June 9, 2017

Body weight exercises are great for beginner clients because they allow movement patterns to be taught with more comfort and less intimidation. A few good body weight exercises to teach beginners are:

  • Squats
  • Lunges
  • Push-ups
  • Walk outs
  • Supermans

Why Body Weight Exercises?

Body weight exercises are good when working all common underactive muscles to yield more effective and coordinated movement patterns in someone who is not used to performing these motions. These movement patterns have to be taught and strengthened before individuals can use an external force such as bands, dumbbells, and barbells to progress those movements.

Body weight exercises are also a great way to assess how much damage is actually being put on muscles and how quickly muscles recover. For example, for the first couple of workouts, a client does a total of 30 body weight squats during a session and the next day they are so sore they can barely walk.

Even if a client’s movement patterns indicate they can get under a bar, it can be dangerous to progress too quickly; it is often best to avoid putting too much stress on the muscles until you are sure they can recover properly. Newbies should stick to body weight resistance until post-workout chronic soreness subsides.

Body Weight Workouts Must Progress To Succeed

In the beginning, body weight exercises will get the job done and clients will notice inches lost along with weight loss when they first begin resistance training. However, it is important to know there is a low ceiling for benefits with body weight movements. Results will come quickly at first before slowly dying off unless there is continual progress with these movements.

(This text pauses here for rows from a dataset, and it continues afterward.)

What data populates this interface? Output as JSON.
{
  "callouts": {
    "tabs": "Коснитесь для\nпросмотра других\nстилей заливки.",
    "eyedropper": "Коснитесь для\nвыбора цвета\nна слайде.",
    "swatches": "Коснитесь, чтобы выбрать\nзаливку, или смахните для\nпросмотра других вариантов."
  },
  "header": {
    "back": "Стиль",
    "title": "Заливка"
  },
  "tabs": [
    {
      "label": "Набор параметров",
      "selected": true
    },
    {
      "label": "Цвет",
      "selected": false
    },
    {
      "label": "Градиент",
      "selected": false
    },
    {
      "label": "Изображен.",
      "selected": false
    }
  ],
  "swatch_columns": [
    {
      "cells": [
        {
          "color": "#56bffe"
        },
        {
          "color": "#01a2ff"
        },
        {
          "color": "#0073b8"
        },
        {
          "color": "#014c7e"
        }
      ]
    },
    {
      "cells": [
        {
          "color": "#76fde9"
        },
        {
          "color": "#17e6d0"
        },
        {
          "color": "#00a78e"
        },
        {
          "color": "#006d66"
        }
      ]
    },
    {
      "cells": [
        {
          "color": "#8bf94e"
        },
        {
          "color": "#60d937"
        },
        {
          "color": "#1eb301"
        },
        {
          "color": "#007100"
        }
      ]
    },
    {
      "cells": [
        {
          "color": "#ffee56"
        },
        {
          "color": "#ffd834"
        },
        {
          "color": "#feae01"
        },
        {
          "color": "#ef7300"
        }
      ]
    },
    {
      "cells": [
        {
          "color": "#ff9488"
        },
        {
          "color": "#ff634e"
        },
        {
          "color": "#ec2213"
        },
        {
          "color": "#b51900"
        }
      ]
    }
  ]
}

Just like any fitness journey, in order to achieve results, a client’s goals must be never-ending. Incorporating isolation machines, such as TRUE’s FORCE line,will allow you to create more stress on the client’s muscles than they could with body weight alone. This will cause a longer recovery period, which requires energy expenditure.  Lifting as heavy as you can throughout a rep range repetitively requires your body to use the food you’re taking in to replenish your muscles rather than store as fat. This will also help speed up your metabolism.

In addition to these benefits, weight training will yield muscle gain if progressed properly. The more muscle someone has, the easier it is for them to shed fat since muscles require more energy to be maintained in the body.  Therefore, the more muscle someone has, the more calories they will burn on a daily basis just by doing common activities. Combined with an organized program, you will eventually see steady results.

Up Next: Tips For Trainers: Weight Training Dos & Don’ts